__TASK__
Make the copy match the entries below exactly, with no pictures carried over.

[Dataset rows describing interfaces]
◇ ◇ ◇ ◇ ◇ ◇ ◇

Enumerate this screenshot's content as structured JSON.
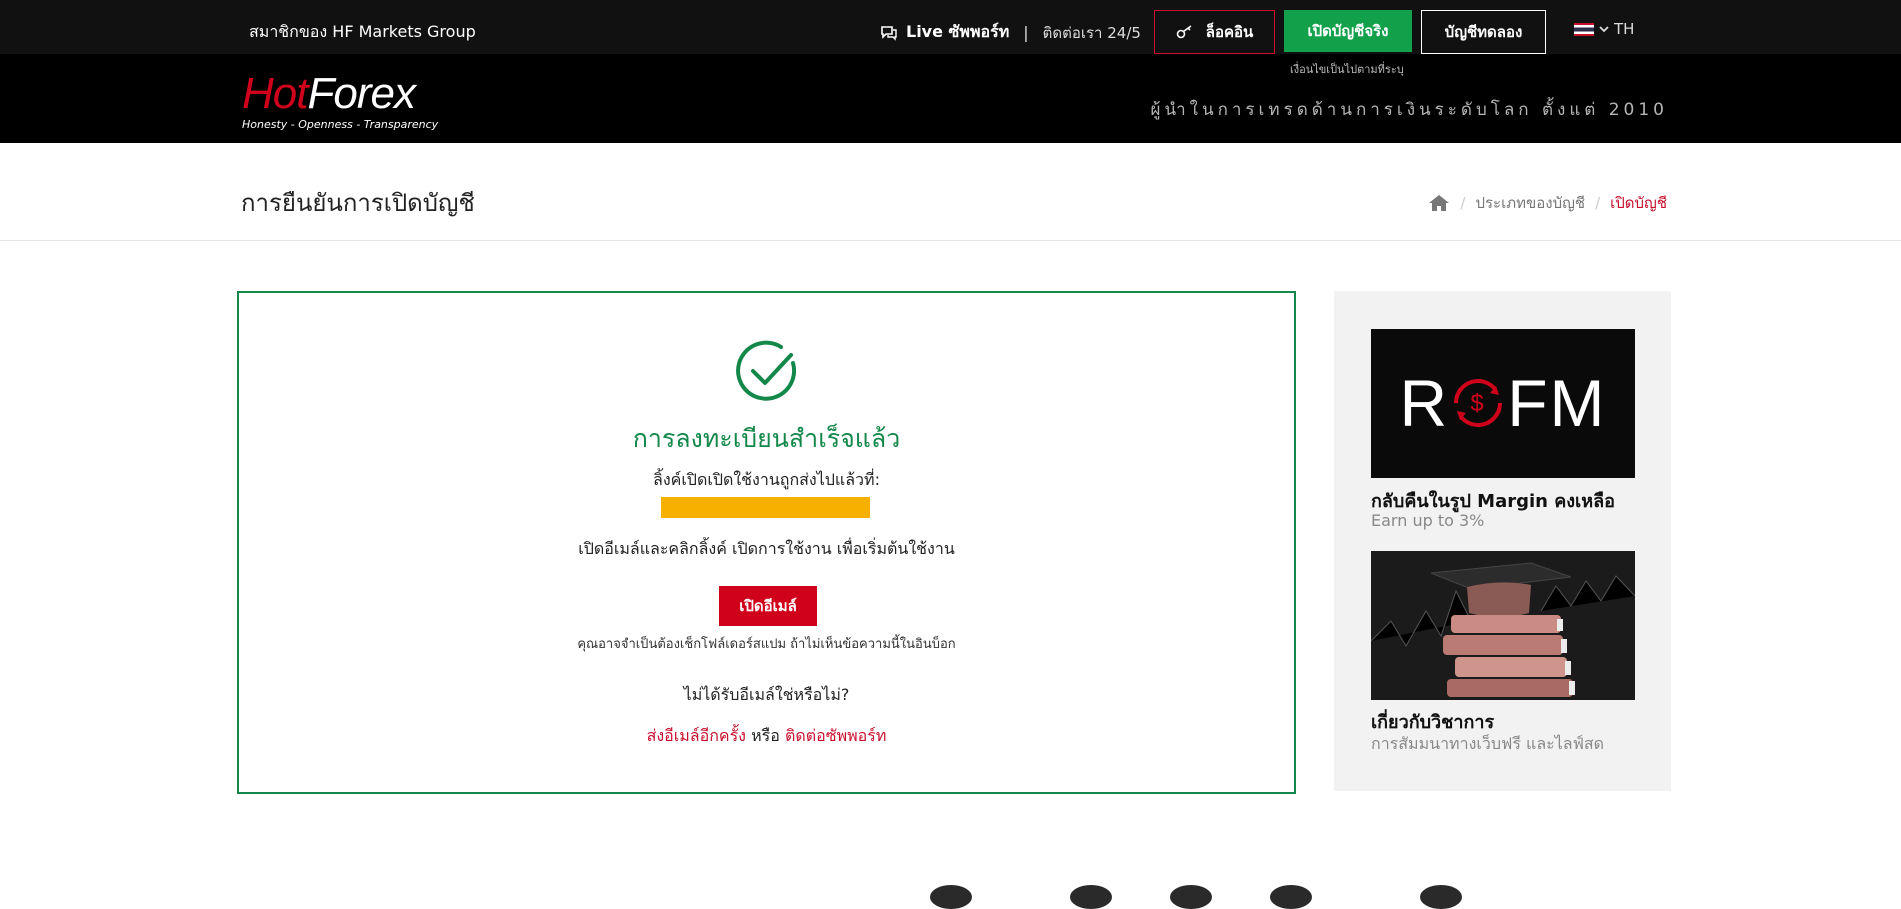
{
  "topbar": {
    "member_text": "สมาชิกของ HF Markets Group",
    "live_label": "Live ซัพพอร์ท",
    "separator": "|",
    "contact_text": "ติดต่อเรา 24/5",
    "login_label": "ล็อคอิน",
    "open_real_label": "เปิดบัญชีจริง",
    "demo_label": "บัญชีทดลอง",
    "lang_label": "TH"
  },
  "brand": {
    "conditions_note": "เงื่อนไขเป็นไปตามที่ระบุ",
    "logo_hot": "Hot",
    "logo_forex": "Forex",
    "logo_tagline": "Honesty - Openness - Transparency",
    "slogan": "ผู้นำในการเทรดด้านการเงินระดับโลก ตั้งแต่ 2010"
  },
  "page": {
    "title": "การยืนยันการเปิดบัญชี",
    "breadcrumb": [
      "ประเภทของบัญชี",
      "เปิดบัญชี"
    ]
  },
  "confirmation": {
    "success_title": "การลงทะเบียนสำเร็จแล้ว",
    "sent_to_text": "ลิ้งค์เปิดเปิดใช้งานถูกส่งไปแล้วที่:",
    "open_instructions": "เปิดอีเมล์และคลิกลิ้งค์ เปิดการใช้งาน เพื่อเริ่มต้นใช้งาน",
    "open_email_label": "เปิดอีเมล์",
    "spam_note": "คุณอาจจำเป็นต้องเช็กโฟล์เดอร์สแปม ถ้าไม่เห็นข้อความนี้ในอินบ็อก",
    "not_received": "ไม่ได้รับอีเมล์ใช่หรือไม่?",
    "resend_label": "ส่งอีเมล์อีกครั้ง",
    "or_text": "หรือ",
    "contact_support_label": "ติดต่อซัพพอร์ท"
  },
  "sidebar": {
    "promos": [
      {
        "image_text_left": "R",
        "image_text_right": "FM",
        "title": "กลับคืนในรูป Margin คงเหลือ",
        "subtitle": "Earn up to 3%"
      },
      {
        "title": "เกี่ยวกับวิชาการ",
        "subtitle": "การสัมมนาทางเว็บฟรี และไลฟ์สด"
      }
    ]
  },
  "colors": {
    "accent_red": "#c8102e",
    "accent_green": "#13884a",
    "button_green": "#12a04a",
    "masked_email": "#f5b000"
  }
}
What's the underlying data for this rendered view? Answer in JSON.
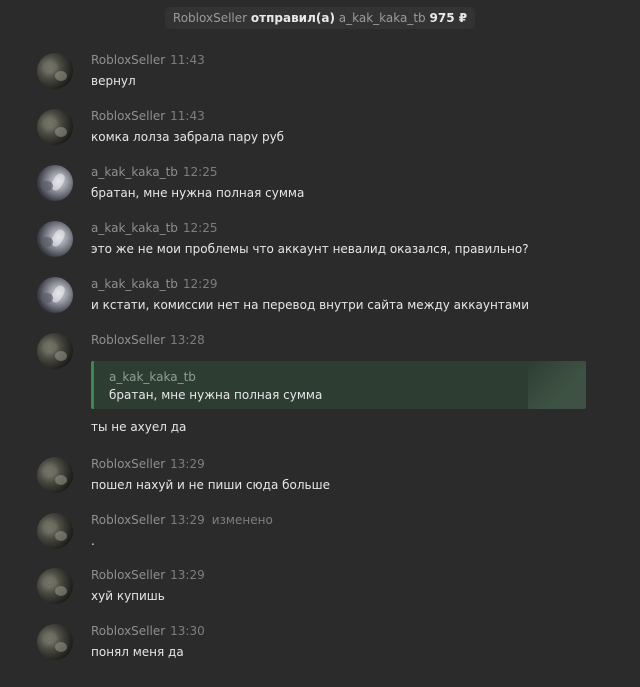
{
  "banner": {
    "seller": "RobloxSeller",
    "action": "отправил(а)",
    "buyer": "a_kak_kaka_tb",
    "amount": "975 ₽"
  },
  "messages": [
    {
      "author": "RobloxSeller",
      "time": "11:43",
      "text": "вернул"
    },
    {
      "author": "RobloxSeller",
      "time": "11:43",
      "text": "комка лолза забрала пару руб"
    },
    {
      "author": "a_kak_kaka_tb",
      "time": "12:25",
      "text": "братан, мне нужна полная сумма"
    },
    {
      "author": "a_kak_kaka_tb",
      "time": "12:25",
      "text": "это же не мои проблемы что аккаунт невалид оказался, правильно?"
    },
    {
      "author": "a_kak_kaka_tb",
      "time": "12:29",
      "text": "и кстати, комиссии нет на перевод внутри сайта между аккаунтами"
    },
    {
      "author": "RobloxSeller",
      "time": "13:28",
      "text": "ты не ахуел да",
      "quote": {
        "author": "a_kak_kaka_tb",
        "text": "братан, мне нужна полная сумма"
      }
    },
    {
      "author": "RobloxSeller",
      "time": "13:29",
      "text": "пошел нахуй и не пиши сюда больше"
    },
    {
      "author": "RobloxSeller",
      "time": "13:29",
      "edited": "изменено",
      "text": "."
    },
    {
      "author": "RobloxSeller",
      "time": "13:29",
      "text": "хуй купишь"
    },
    {
      "author": "RobloxSeller",
      "time": "13:30",
      "text": "понял меня да"
    }
  ]
}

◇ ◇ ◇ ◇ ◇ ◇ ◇

__RESPONSE AREA__
Enumerate this screenshot's content as structured JSON.
{
  "topbar": {
    "member_text": "สมาชิกของ HF Markets Group",
    "live_label": "Live ซัพพอร์ท",
    "separator": "|",
    "contact_text": "ติดต่อเรา 24/5",
    "login_label": "ล็อคอิน",
    "open_real_label": "เปิดบัญชีจริง",
    "demo_label": "บัญชีทดลอง",
    "lang_label": "TH"
  },
  "brand": {
    "conditions_note": "เงื่อนไขเป็นไปตามที่ระบุ",
    "logo_hot": "Hot",
    "logo_forex": "Forex",
    "logo_tagline": "Honesty - Openness - Transparency",
    "slogan": "ผู้นำในการเทรดด้านการเงินระดับโลก ตั้งแต่ 2010"
  },
  "page": {
    "title": "การยืนยันการเปิดบัญชี",
    "breadcrumb": [
      "ประเภทของบัญชี",
      "เปิดบัญชี"
    ]
  },
  "confirmation": {
    "success_title": "การลงทะเบียนสำเร็จแล้ว",
    "sent_to_text": "ลิ้งค์เปิดเปิดใช้งานถูกส่งไปแล้วที่:",
    "open_instructions": "เปิดอีเมล์และคลิกลิ้งค์ เปิดการใช้งาน เพื่อเริ่มต้นใช้งาน",
    "open_email_label": "เปิดอีเมล์",
    "spam_note": "คุณอาจจำเป็นต้องเช็กโฟล์เดอร์สแปม ถ้าไม่เห็นข้อความนี้ในอินบ็อก",
    "not_received": "ไม่ได้รับอีเมล์ใช่หรือไม่?",
    "resend_label": "ส่งอีเมล์อีกครั้ง",
    "or_text": "หรือ",
    "contact_support_label": "ติดต่อซัพพอร์ท"
  },
  "sidebar": {
    "promos": [
      {
        "image_text_left": "R",
        "image_text_right": "FM",
        "title": "กลับคืนในรูป Margin คงเหลือ",
        "subtitle": "Earn up to 3%"
      },
      {
        "title": "เกี่ยวกับวิชาการ",
        "subtitle": "การสัมมนาทางเว็บฟรี และไลฟ์สด"
      }
    ]
  },
  "colors": {
    "accent_red": "#c8102e",
    "accent_green": "#13884a",
    "button_green": "#12a04a",
    "masked_email": "#f5b000"
  }
}
What's the underlying data for this rendered view? Answer in JSON.
{
  "banner": {
    "seller": "RobloxSeller",
    "action": "отправил(а)",
    "buyer": "a_kak_kaka_tb",
    "amount": "975 ₽"
  },
  "messages": [
    {
      "author": "RobloxSeller",
      "time": "11:43",
      "text": "вернул"
    },
    {
      "author": "RobloxSeller",
      "time": "11:43",
      "text": "комка лолза забрала пару руб"
    },
    {
      "author": "a_kak_kaka_tb",
      "time": "12:25",
      "text": "братан, мне нужна полная сумма"
    },
    {
      "author": "a_kak_kaka_tb",
      "time": "12:25",
      "text": "это же не мои проблемы что аккаунт невалид оказался, правильно?"
    },
    {
      "author": "a_kak_kaka_tb",
      "time": "12:29",
      "text": "и кстати, комиссии нет на перевод внутри сайта между аккаунтами"
    },
    {
      "author": "RobloxSeller",
      "time": "13:28",
      "text": "ты не ахуел да",
      "quote": {
        "author": "a_kak_kaka_tb",
        "text": "братан, мне нужна полная сумма"
      }
    },
    {
      "author": "RobloxSeller",
      "time": "13:29",
      "text": "пошел нахуй и не пиши сюда больше"
    },
    {
      "author": "RobloxSeller",
      "time": "13:29",
      "edited": "изменено",
      "text": "."
    },
    {
      "author": "RobloxSeller",
      "time": "13:29",
      "text": "хуй купишь"
    },
    {
      "author": "RobloxSeller",
      "time": "13:30",
      "text": "понял меня да"
    }
  ]
}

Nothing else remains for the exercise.